Snyder sued Phelps, and his church, in federal court in Maryland, where the funeral was held. Five claims were asserted under Maryland law: defamation, publicity given to private life, intrusion upon seclusion, intentional infliction of emotional distress, and civil conspiracy. The district court, on summary judgement, rejected the defamation and publicity claims but let the remaining claims go to jury. The jury found against Phelps and awarded Snyder $10 million, which was later reduced to $5 million by the district court.
The Fourth Circuit Court of Appeals reversed, ruling that the district court erred in allowing the jury to decide the constitutional questions. But the Fourth Circuit also ruled that Phelps’ activities were protected by the First Amendment. The court found that Phelps’ speech was “rhetorical hyperbole” rather than a “provable false factual connotation.”
Interestingly, the case won’t be decided on the basis on the First Amendment’s free exercise clause. Although the free speech claim might be meritorious, the free exercise claim is not. The reason is Justice Scalia’s opinion in Employment Division v. Smith, a case involving the use of peyote in a Native American religion. Justice Scalia wrote that there can never be a free exercise claim when a law does not burden only religious practices. Since the anti-peyote law burdened both religious and non-religious peyote use, the free exercise clause does not apply. Although the government can issue exceptions, like for sacramental wine during Prohibition, it is not obligated to do so.
One of the questions before the Court is “whether the freedom of speech guaranteed by the First Amendment trumps its freedom of religion and peaceful assembly.” However, it is axiomatic in constitutional law that the First Amendment only protects against governmental violations, not violations by private actions. Everyone involved in this case falls into the latter category.

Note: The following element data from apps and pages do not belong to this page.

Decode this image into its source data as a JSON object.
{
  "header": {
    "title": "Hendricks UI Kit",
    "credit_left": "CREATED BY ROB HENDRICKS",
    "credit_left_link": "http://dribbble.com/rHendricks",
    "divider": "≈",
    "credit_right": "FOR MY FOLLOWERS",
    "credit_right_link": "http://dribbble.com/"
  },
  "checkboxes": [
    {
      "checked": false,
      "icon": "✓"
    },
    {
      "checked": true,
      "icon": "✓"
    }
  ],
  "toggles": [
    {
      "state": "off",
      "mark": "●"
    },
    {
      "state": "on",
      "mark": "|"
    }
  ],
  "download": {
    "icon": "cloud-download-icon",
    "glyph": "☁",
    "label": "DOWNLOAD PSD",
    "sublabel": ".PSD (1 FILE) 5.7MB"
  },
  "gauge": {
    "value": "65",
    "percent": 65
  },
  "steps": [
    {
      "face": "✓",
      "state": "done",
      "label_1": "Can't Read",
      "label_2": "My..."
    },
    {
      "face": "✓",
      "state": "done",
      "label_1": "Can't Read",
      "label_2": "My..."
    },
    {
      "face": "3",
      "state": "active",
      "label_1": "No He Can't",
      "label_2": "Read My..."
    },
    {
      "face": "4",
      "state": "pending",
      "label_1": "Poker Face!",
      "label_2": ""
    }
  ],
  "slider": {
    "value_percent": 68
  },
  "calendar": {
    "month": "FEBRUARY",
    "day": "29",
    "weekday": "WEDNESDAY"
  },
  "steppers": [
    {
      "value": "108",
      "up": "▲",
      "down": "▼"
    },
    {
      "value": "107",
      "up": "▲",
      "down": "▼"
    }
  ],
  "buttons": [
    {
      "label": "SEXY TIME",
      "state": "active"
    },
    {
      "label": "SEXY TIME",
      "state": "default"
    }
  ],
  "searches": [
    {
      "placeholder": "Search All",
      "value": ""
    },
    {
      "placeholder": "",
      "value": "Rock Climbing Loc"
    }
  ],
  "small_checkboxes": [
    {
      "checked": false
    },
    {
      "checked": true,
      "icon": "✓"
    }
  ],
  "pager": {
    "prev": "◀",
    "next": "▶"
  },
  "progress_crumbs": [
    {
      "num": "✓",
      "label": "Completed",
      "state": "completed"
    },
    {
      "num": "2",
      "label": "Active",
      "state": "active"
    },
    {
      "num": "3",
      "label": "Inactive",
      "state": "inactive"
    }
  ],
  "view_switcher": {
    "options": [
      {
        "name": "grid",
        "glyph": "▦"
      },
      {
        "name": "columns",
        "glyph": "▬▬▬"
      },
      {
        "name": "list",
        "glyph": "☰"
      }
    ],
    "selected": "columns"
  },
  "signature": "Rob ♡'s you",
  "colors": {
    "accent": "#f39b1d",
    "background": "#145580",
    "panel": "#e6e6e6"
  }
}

The ACLU has file an Amicus brief on behalf on Respondent Phelps, here.